  • EqualLogic PS Series
  • Dell EMC SC Series (Compellent)
  • Dell Storage FluidFS Series (includes: FS8600, FS7600, FS7610, FS7500, NX3600, NX3610, NX3500)
  • Dell Storage MD3 Series
  • Dell Storage Windows NAS Appliances (NX3330, NX3230, NX430)
  • Dell PowerVault Tape Drives & Libraries
  • Dell Storage Manager Virtual Appliance (DSM VA – Compellent)
  • Dell Storage Integration tools for VMWare (Compellent)
  • Dell EqualLogic Virtual Storage Manager (VSM – EqualLogic)

Bur the Dell specific KB for Dell-EMC storage products (, seems to be more realistic and pragmatic. For example, for Dell-EMC Isilon it says that a combination of OneFS and BIOS updates will be provided. On most of the other storage, says that the risk should not exist just because access to the platform OS to load external code is restricted.

But it’s probably too early to says that most of the storage are not attachable just because the OS is custom or restricted… There are so many different ways to interact with a storage (in some cases also with RestAPI, although most of those ways just interact with a management plane and not directly with the control or data plane).

And for all the software-based storage running as a software layer on the top of a general-purpose OS (Windows or Linux), I expect that a patch will be needed just to enforce the operating system or as common hardening option.
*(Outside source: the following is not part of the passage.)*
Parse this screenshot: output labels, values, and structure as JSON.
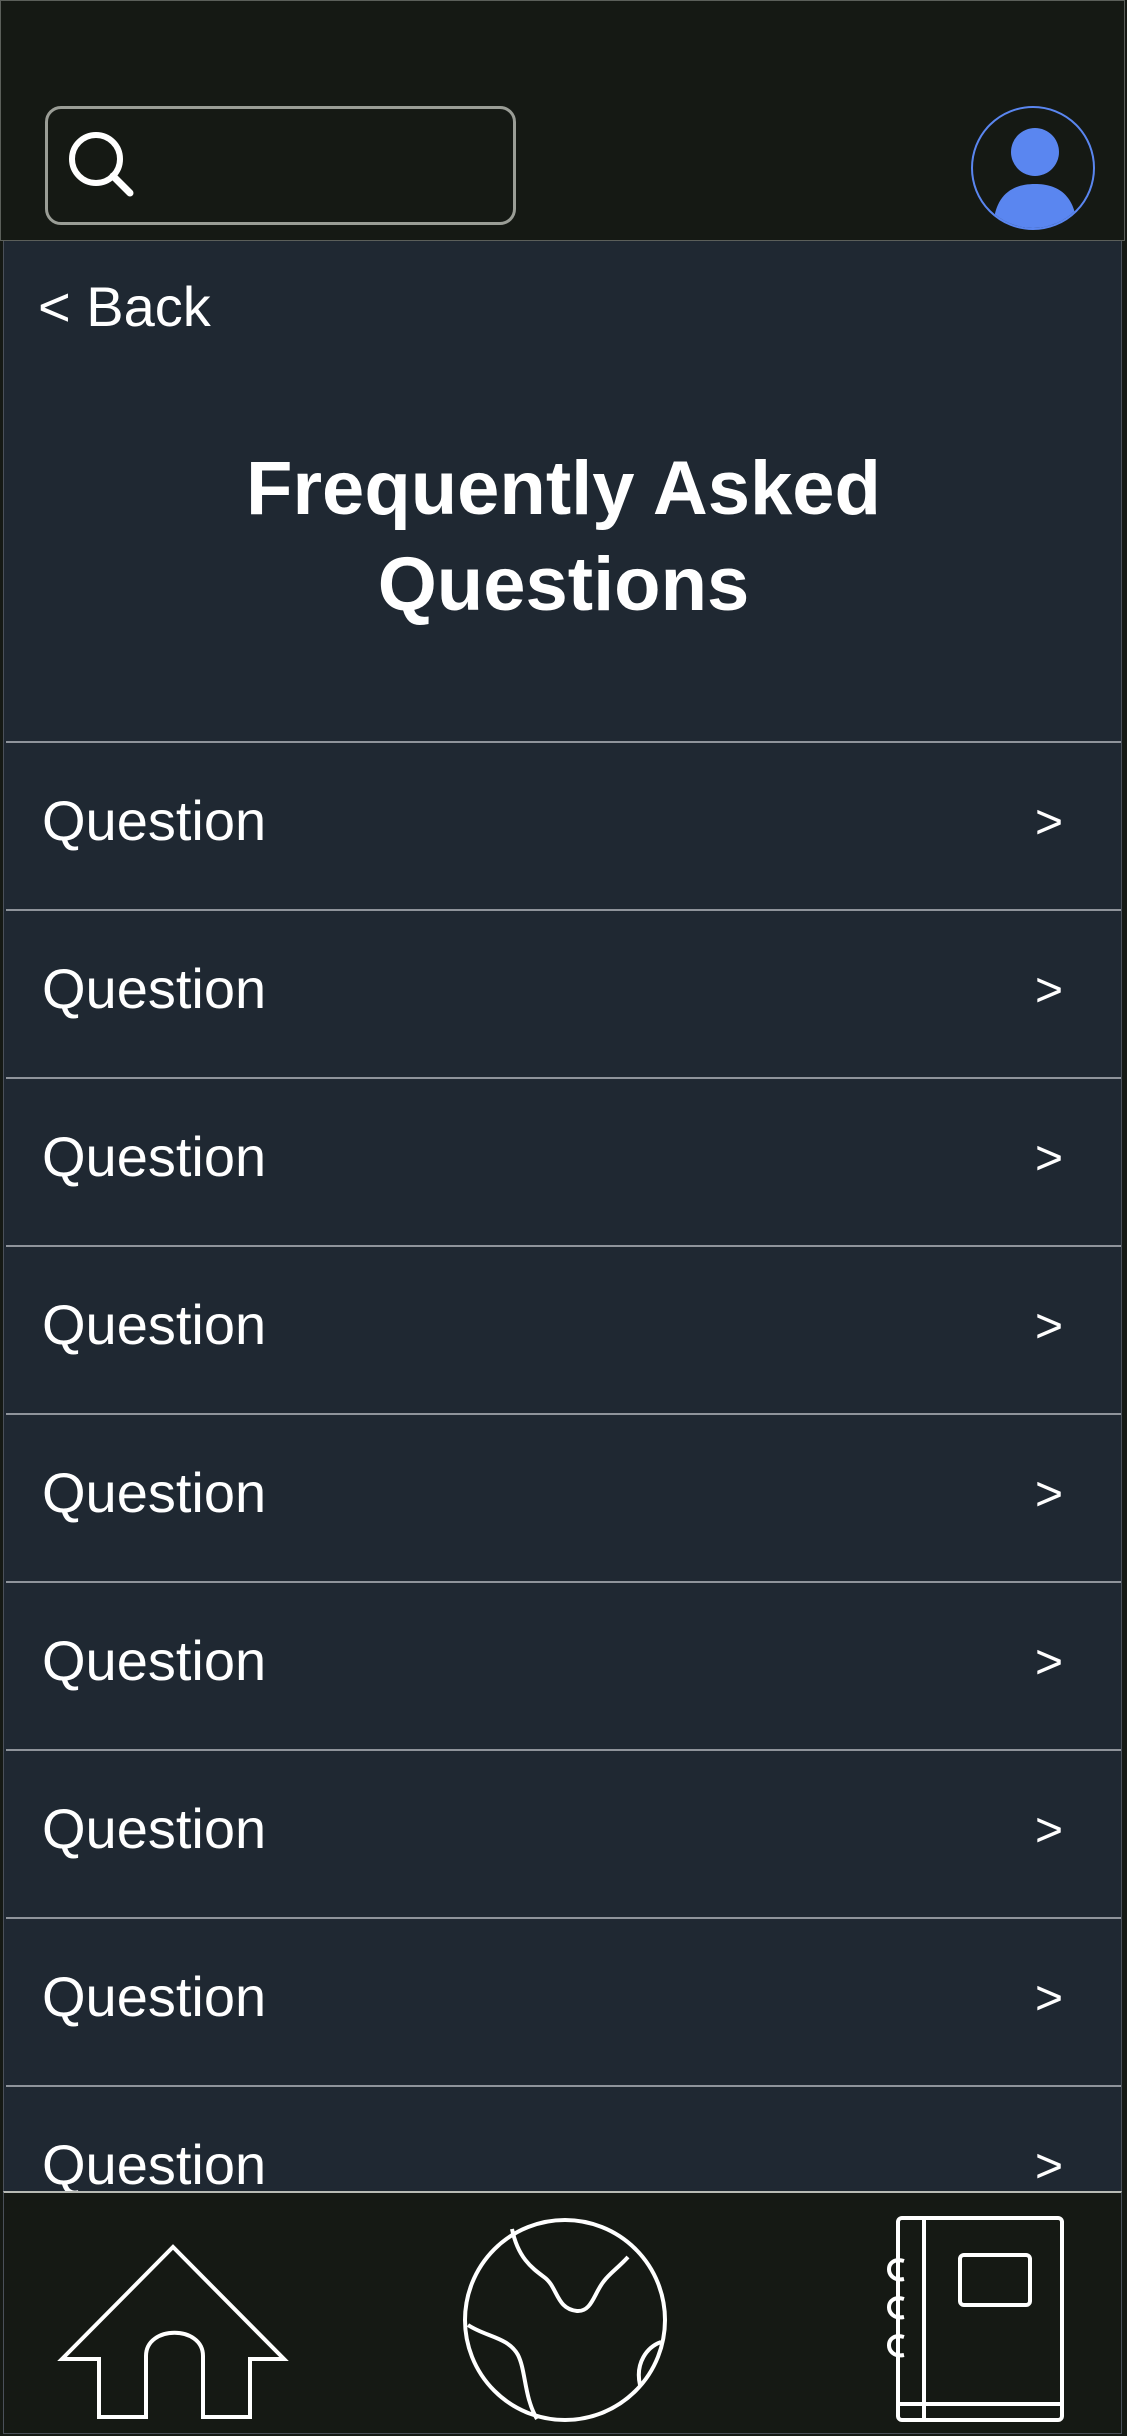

And we don’t have to forget the several storages based on Solaris distributions or fork, considering that this OS is not listed on the official site and also in the Oracle community there isn’t yet a clear answer on how Solaris is affected and if there are some fixes. Oracle has just released some fixes for its products.

Nutanix response seems one of the fairest (in my opinion): they don’t say that their software isn’t affected (and not only the hyper-converged software that of course is affected, also for all other software, included the management software) and that they are investigating (in case it’s not clear yet that the software can be affected)… Periodically they update the state of their KB… But seems a good conservative approach, without generating too much noise or too many changes in the announcements.

And “small” physical appliances? Some vendors are starting to give answers on how their products are affected (and in most cases are affected because based on AMD or Intel CPU). For example, Synology was one the first. Synology rates the overall severity as Moderate because these vulnerabilities can only be exploited via local malicious programs. To secure DSM / SRM / VisualStation against the attacks, they suggest our customers only install trusted packages. But Synology (like Qnap) is a platform also for external apps… so it’s not so easy to validate all of them.

Of course, we don’t have to forget the several software appliances that different storage vendors have for the management plane of their products… those potentially are all affected and also if they are restricted environments, you may run them as a virtual appliance in an unprotected environment exposing those systems to attach from other VMs. So be sure to run those VA in a safe environment, also if your storage vendor says that those appliances are not affected by Meltdown and Specte bugs.